Maryland Rep. Dutch RuppersbergerCharles (Dutch) Albert RuppersbergerHouse approves cyber funds in relief package as officials press for more Maryland lawmakers ask Biden to honor Capital Gazette shooting victims with Presidential Medal of Freedom Hillicon Valley: House panel says Intelligence Community not equipped to address Chinese threats | House approves bill to send cyber resources to state, local governments MORE (D) and Sen. Ben CardinBenjamin (Ben) Louis CardinWhen it comes to the Iran nuclear deal, what's a moderate Democrat to do? Battle lines drawn on Biden's infrastructure plan GOP senator hammers Biden proposal to raise corporate tax rate MORE (D) organized the first letter to President TrumpDonald TrumpBiden administration still seizing land near border despite plans to stop building wall: report Illinois House passes bill that would mandate Asian-American history lessons in schools Overnight Defense: Administration says 'low to moderate confidence' Russia behind Afghanistan troop bounties | 'Low to medium risk' of Russia invading Ukraine in next few weeks | Intelligence leaders face sharp questions during House worldwide threats he MORE — which was ultimately signed by all 10 members of the state’s congressional delegation — just one week after the shooting requesting the honor for Winters.


“Over the ensuing months, we waited,” the Capital Gazette editorial board wrote this week. “The president would go on to present the award to figures in entertainment, politics and sports. He honored those both living and dead. Wendi’s name would never appear on his list.”

Rep. Andy HarrisAndrew (Andy) Peter HarrisEthics panel upholds metal detector fines totaling K against Rep. Clyde Ethics upholds Gohmert's ,000 metal detector fine 14 Republicans vote against resolution condemning Myanmar military coup MORE, the lone Republican in the delegation, was the only member not to sign Thursday’s letter. The Hill has reached out to his office for comment.

He also did not initially sign the previous letter to Trump in 2018, saying the delegation did not wait for him to personally review the letter before it was sent. His office told The Gazette that he privately reached out to the White House about the issue. 

The newspaper's Sunday editorial, which ran after Biden's inauguration, said they will "renew our call for this honor and expand it."

"Wendi died protecting the Freedom of the Press, one of the fundamental liberties forming the bedrock of this nation,” the editorial board wrote. “She willingly threw herself against a murderous attack from a man who wanted nothing less than to silence a news organization that had written something that angered him. He attacked to kill the truth.”

The second request from the newspaper says the remaining victims “are also worthy of honor.”
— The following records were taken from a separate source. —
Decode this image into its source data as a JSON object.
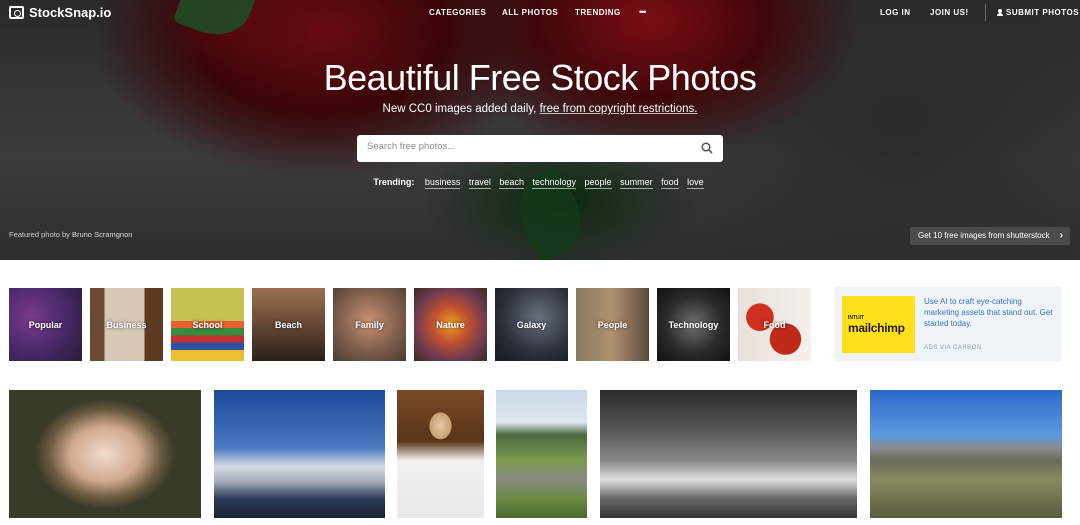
{
  "nav": {
    "logo": "StockSnap.io",
    "links": [
      "CATEGORIES",
      "ALL PHOTOS",
      "TRENDING"
    ],
    "more": "•••",
    "log_in": "LOG IN",
    "join": "JOIN US!",
    "submit": "SUBMIT PHOTOS"
  },
  "hero": {
    "title": "Beautiful Free Stock Photos",
    "subtitle_prefix": "New CC0 images added daily, ",
    "subtitle_link": "free from copyright restrictions.",
    "search_placeholder": "Search free photos...",
    "trending_label": "Trending:",
    "trending_terms": [
      "business",
      "travel",
      "beach",
      "technology",
      "people",
      "summer",
      "food",
      "love"
    ],
    "featured_prefix": "Featured photo by ",
    "featured_author": "Bruno Scramgnon",
    "shutterstock_cta": "Get 10 free images from shutterstock"
  },
  "categories": [
    "Popular",
    "Business",
    "School",
    "Beach",
    "Family",
    "Nature",
    "Galaxy",
    "People",
    "Technology",
    "Food"
  ],
  "ad": {
    "brand_small": "INTUIT",
    "brand": "mailchimp",
    "text": "Use AI to craft eye-catching marketing assets that stand out. Get started today.",
    "via": "ADS VIA CARBON"
  },
  "photos": [
    "rose-photo",
    "clouds-photo",
    "woman-phone-photo",
    "road-photo",
    "surfer-photo",
    "desert-photo"
  ],
  "icons": {
    "search": "search-icon",
    "logo": "camera-icon",
    "user": "user-icon",
    "chevron": "chevron-right-icon"
  }
}
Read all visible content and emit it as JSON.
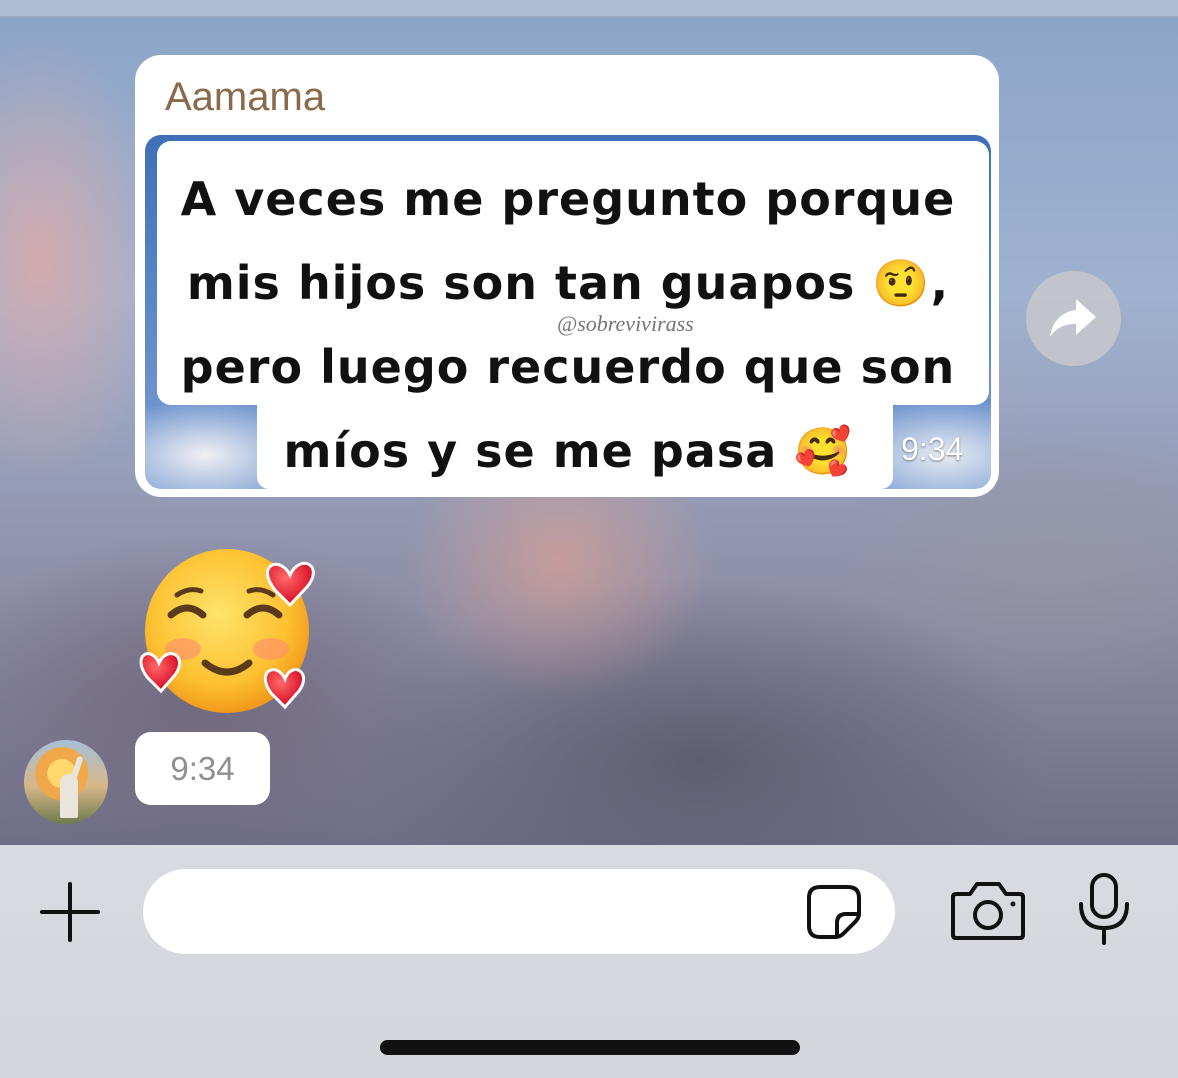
{
  "chat": {
    "message_photo": {
      "sender": "Aamama",
      "caption_lines": [
        "A veces me pregunto porque",
        "mis hijos son tan guapos 🤨,",
        "pero luego recuerdo que son",
        "míos y se me pasa 🥰"
      ],
      "watermark": "@sobrevivirass",
      "time": "9:34"
    },
    "message_emoji": {
      "emoji": "🥰",
      "time": "9:34"
    }
  },
  "icons": {
    "forward": "forward-icon",
    "plus": "plus-icon",
    "sticker": "sticker-icon",
    "camera": "camera-icon",
    "mic": "microphone-icon"
  },
  "colors": {
    "sender_name": "#8a6a4a",
    "bubble": "#ffffff",
    "input_bar": "#d9dbe1"
  }
}
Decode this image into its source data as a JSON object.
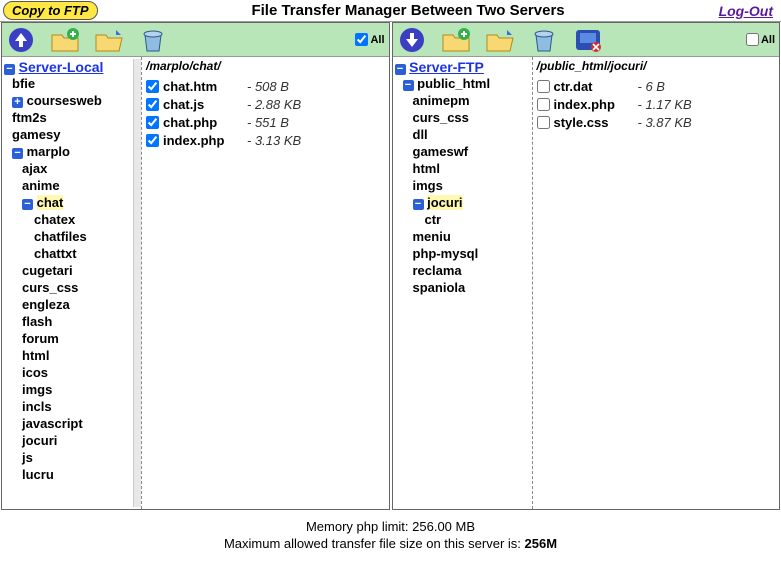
{
  "header": {
    "copy_label": "Copy to FTP",
    "title": "File Transfer Manager Between Two Servers",
    "logout": "Log-Out"
  },
  "left": {
    "server_label": "Server-Local",
    "all_label": "All",
    "path": "/marplo/chat/",
    "tree_top": [
      "bfie",
      "coursesweb",
      "ftm2s",
      "gamesy"
    ],
    "marplo": "marplo",
    "marplo_children_before": [
      "ajax",
      "anime"
    ],
    "chat": "chat",
    "chat_children": [
      "chatex",
      "chatfiles",
      "chattxt"
    ],
    "marplo_children_after": [
      "cugetari",
      "curs_css",
      "engleza",
      "flash",
      "forum",
      "html",
      "icos",
      "imgs",
      "incls",
      "javascript",
      "jocuri",
      "js",
      "lucru"
    ],
    "files": [
      {
        "name": "chat.htm",
        "size": "- 508 B",
        "checked": true
      },
      {
        "name": "chat.js",
        "size": "- 2.88 KB",
        "checked": true
      },
      {
        "name": "chat.php",
        "size": "- 551 B",
        "checked": true
      },
      {
        "name": "index.php",
        "size": "- 3.13 KB",
        "checked": true
      }
    ]
  },
  "right": {
    "server_label": "Server-FTP",
    "all_label": "All",
    "path": "/public_html/jocuri/",
    "public_html": "public_html",
    "children_before": [
      "animepm",
      "curs_css",
      "dll",
      "gameswf",
      "html",
      "imgs"
    ],
    "jocuri": "jocuri",
    "jocuri_children": [
      "ctr"
    ],
    "children_after": [
      "meniu",
      "php-mysql",
      "reclama",
      "spaniola"
    ],
    "files": [
      {
        "name": "ctr.dat",
        "size": "- 6 B",
        "checked": false
      },
      {
        "name": "index.php",
        "size": "- 1.17 KB",
        "checked": false
      },
      {
        "name": "style.css",
        "size": "- 3.87 KB",
        "checked": false
      }
    ]
  },
  "footer": {
    "line1": "Memory php limit: 256.00 MB",
    "line2a": "Maximum allowed transfer file size on this server is: ",
    "line2b": "256M"
  }
}
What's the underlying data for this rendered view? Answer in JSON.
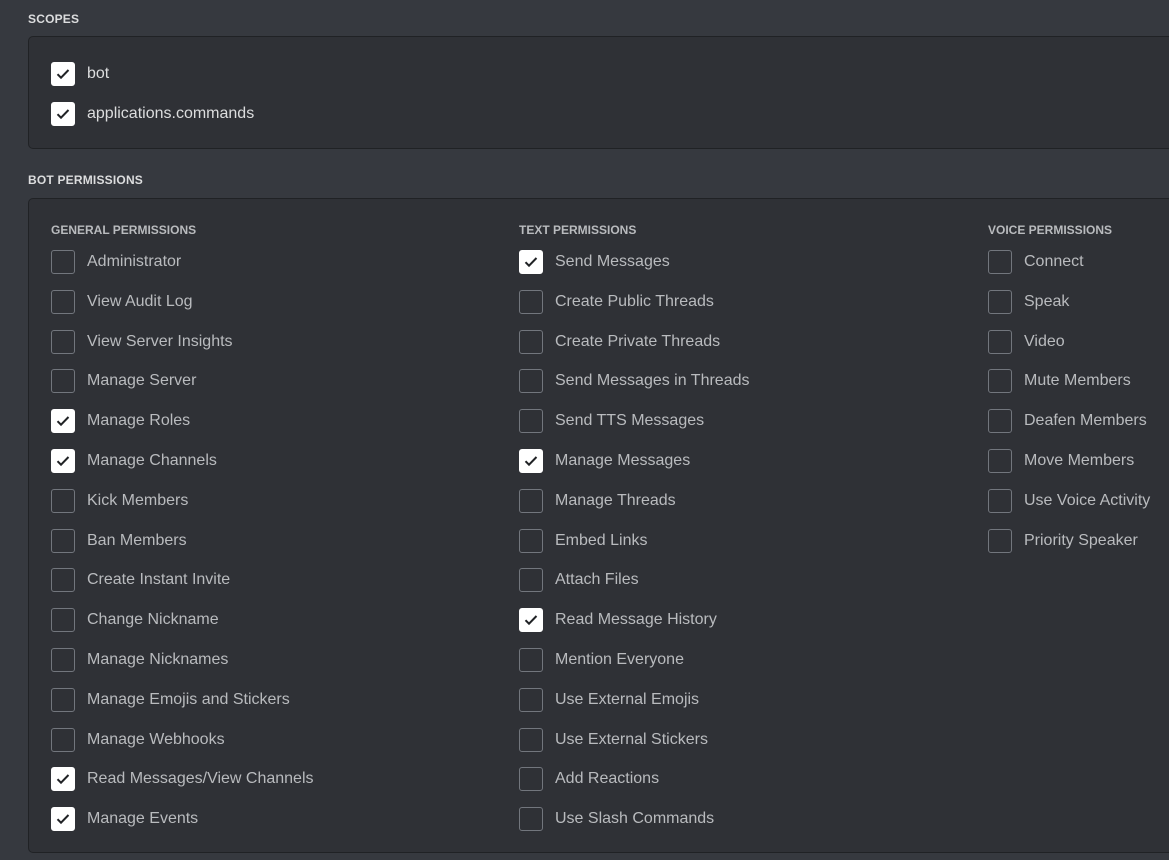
{
  "scopes": {
    "title": "SCOPES",
    "items": [
      {
        "label": "bot",
        "checked": true
      },
      {
        "label": "applications.commands",
        "checked": true
      }
    ]
  },
  "bot_permissions": {
    "title": "BOT PERMISSIONS",
    "columns": [
      {
        "title": "GENERAL PERMISSIONS",
        "items": [
          {
            "label": "Administrator",
            "checked": false
          },
          {
            "label": "View Audit Log",
            "checked": false
          },
          {
            "label": "View Server Insights",
            "checked": false
          },
          {
            "label": "Manage Server",
            "checked": false
          },
          {
            "label": "Manage Roles",
            "checked": true
          },
          {
            "label": "Manage Channels",
            "checked": true
          },
          {
            "label": "Kick Members",
            "checked": false
          },
          {
            "label": "Ban Members",
            "checked": false
          },
          {
            "label": "Create Instant Invite",
            "checked": false
          },
          {
            "label": "Change Nickname",
            "checked": false
          },
          {
            "label": "Manage Nicknames",
            "checked": false
          },
          {
            "label": "Manage Emojis and Stickers",
            "checked": false
          },
          {
            "label": "Manage Webhooks",
            "checked": false
          },
          {
            "label": "Read Messages/View Channels",
            "checked": true
          },
          {
            "label": "Manage Events",
            "checked": true
          }
        ]
      },
      {
        "title": "TEXT PERMISSIONS",
        "items": [
          {
            "label": "Send Messages",
            "checked": true
          },
          {
            "label": "Create Public Threads",
            "checked": false
          },
          {
            "label": "Create Private Threads",
            "checked": false
          },
          {
            "label": "Send Messages in Threads",
            "checked": false
          },
          {
            "label": "Send TTS Messages",
            "checked": false
          },
          {
            "label": "Manage Messages",
            "checked": true
          },
          {
            "label": "Manage Threads",
            "checked": false
          },
          {
            "label": "Embed Links",
            "checked": false
          },
          {
            "label": "Attach Files",
            "checked": false
          },
          {
            "label": "Read Message History",
            "checked": true
          },
          {
            "label": "Mention Everyone",
            "checked": false
          },
          {
            "label": "Use External Emojis",
            "checked": false
          },
          {
            "label": "Use External Stickers",
            "checked": false
          },
          {
            "label": "Add Reactions",
            "checked": false
          },
          {
            "label": "Use Slash Commands",
            "checked": false
          }
        ]
      },
      {
        "title": "VOICE PERMISSIONS",
        "items": [
          {
            "label": "Connect",
            "checked": false
          },
          {
            "label": "Speak",
            "checked": false
          },
          {
            "label": "Video",
            "checked": false
          },
          {
            "label": "Mute Members",
            "checked": false
          },
          {
            "label": "Deafen Members",
            "checked": false
          },
          {
            "label": "Move Members",
            "checked": false
          },
          {
            "label": "Use Voice Activity",
            "checked": false
          },
          {
            "label": "Priority Speaker",
            "checked": false
          }
        ]
      }
    ]
  }
}
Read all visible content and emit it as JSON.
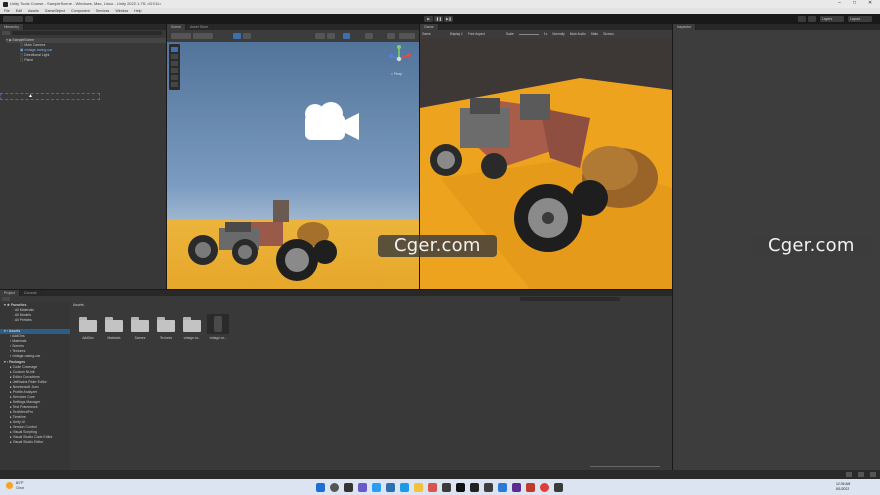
{
  "window": {
    "title": "Unity Tools Course - SampleScene - Windows, Mac, Linux - Unity 2022.1.7f1 <DX11>",
    "minimize": "–",
    "maximize": "□",
    "close": "✕"
  },
  "menu": [
    "File",
    "Edit",
    "Assets",
    "GameObject",
    "Component",
    "Services",
    "Window",
    "Help"
  ],
  "toolbar": {
    "account": "",
    "play": "▶",
    "pause": "❚❚",
    "step": "▶❚",
    "layers": "Layers",
    "layout": "Layout"
  },
  "hierarchy": {
    "tab": "Hierarchy",
    "items": [
      {
        "label": "SampleScene",
        "depth": 0
      },
      {
        "label": "Main Camera",
        "depth": 1
      },
      {
        "label": "vintage-racing-car",
        "depth": 1
      },
      {
        "label": "Directional Light",
        "depth": 1
      },
      {
        "label": "Plane",
        "depth": 1
      }
    ]
  },
  "scene": {
    "tabs": [
      "Scene",
      "Asset Store"
    ],
    "gizmo_label": "< Persp"
  },
  "game": {
    "tab": "Game",
    "toolbar": [
      "Game",
      "Display 1",
      "Free Aspect",
      "Scale",
      "1x",
      "Normally",
      "Mute Audio",
      "Stats",
      "Gizmos"
    ]
  },
  "inspector": {
    "tab": "Inspector"
  },
  "project": {
    "tabs": [
      "Project",
      "Console"
    ],
    "breadcrumb": "Assets",
    "favorites": {
      "label": "Favorites",
      "items": [
        "All Materials",
        "All Models",
        "All Prefabs"
      ]
    },
    "assets_tree": {
      "label": "Assets",
      "items": [
        "AddOns",
        "Materials",
        "Scenes",
        "Textures",
        "vintage-racing-car"
      ]
    },
    "packages": {
      "label": "Packages",
      "items": [
        "Code Coverage",
        "Custom NUnit",
        "Editor Coroutines",
        "JetBrains Rider Editor",
        "Newtonsoft Json",
        "Profile Analyzer",
        "Services Core",
        "Settings Manager",
        "Test Framework",
        "TextMeshPro",
        "Timeline",
        "Unity UI",
        "Version Control",
        "Visual Scripting",
        "Visual Studio Code Editor",
        "Visual Studio Editor"
      ]
    },
    "grid": [
      "AddOns",
      "Materials",
      "Scenes",
      "Textures",
      "vintage-ra...",
      "vintage-ra..."
    ]
  },
  "watermark": "Cger.com",
  "taskbar": {
    "weather_temp": "81°F",
    "weather_desc": "Clear",
    "time": "12:35 AM",
    "date": "8/1/2022"
  },
  "colors": {
    "sky_top": "#53749a",
    "ground": "#ecb43c",
    "game_ground": "#f0a020",
    "car_body": "#a0584a"
  }
}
“Rob, Gerald and John were journalists who died for choosing a profession that aims to shine a light on the world. And while Rebecca was not a journalist, she was killed for merely associating with them,” the editorial board wrote.